Microsoft just announced that it will be paying $8.5 billion for Skype. It is the largest purchase ever for Microsoft, who in recent years avoided big ticket acquisitions since the lackluster results of its purchases of adQuantive and Danger (the makers of the sidekick phone, which gave Microsoft the flop known as the Kin).
Microsoft was bidding against Google (who bid less than half of Microsoft’s price) and Facebook. In some respects, Facebook is seen by some as a winner in the deal. Since Facebook has a strategic partnership with Microsoft already, there is a good chance that it might get the voice integrated features to beef up its site while having Microsoft front the cash and R&D.
But was it worth over eight billion dollars? If not, how can Microsoft make it so that it is?
Currently, Skype has eight million paying subscribers. So a rough shift of the decimal-point indicates that Microsoft is paying about a thousand dollars for every Skype subscriber, most of which pay thirty dollars per year. Yes, those numbers don’t make sense. So Microsoft has to get a lot more people paying that thirty dollars per year since price increases with the exiting customer base will never get to an economic acquisition. Here are some possibilities:

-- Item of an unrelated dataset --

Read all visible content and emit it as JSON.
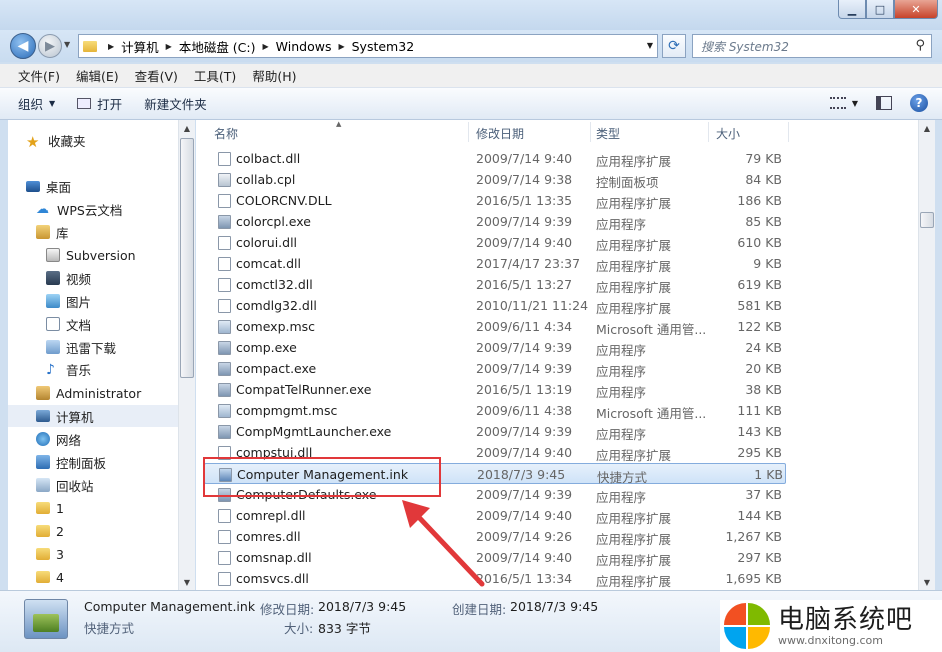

- Facebook’s half billion registered users, half of which log in daily, is a good start. The social nature of Facebook makes adding voice and video features a good fit. Will the typical Facebook user be interested in spending $30 a year for extra voice/video features? With the right capabilities, the chances might be good.
- Windows Live Messenger also has a huge user base. In a typical month, the service hosts 230 million voice and video conversations. But the Windows Live user base currently pays nothing. One thing that has proven very hard in the Internet era is getting people who are used to paying nothing to upgrade to the ‘premium’ version. Still, Skype has something to offer them such as voice mail and calling to outside numbers.
But these two possibilities are just a matter of finding new customers from existing bases. To really make the acquisition worth $8.5 billion, you need to create synergy to enable a whole new business line. I thinking of the global cloud-based PBX that everybody belongs to and you access from any device. Whether you are on your phone or tablet or at your desk or sitting on your couch in front of your Kinect, you access the same combined voice/video/email message center and participate in joint conversations with people anywhere who themselves might be at their phone or tablet or desk or living room. While Skype’s current features are nice, they don’t measure up to everything a full PBX can do with routing, conferencing, forwarding, etc. Many will not want these functions, but some will be willing to pay more for them.
Unified communications vendors have been pushing this vision for years, but were limited by the boundaries of a single enterprise. By using cloud computing, that barrier is removed. And with Exchange and Linc Server (formerly known as Microsoft Communications Server), Microsoft has the back-end software technology and experience in building and running big data centers.
While it is hardly automatic, Microsoft has an opening to make Skype into something far bigger than what it currently is. If so, $8.5 billion may be a reasonable price.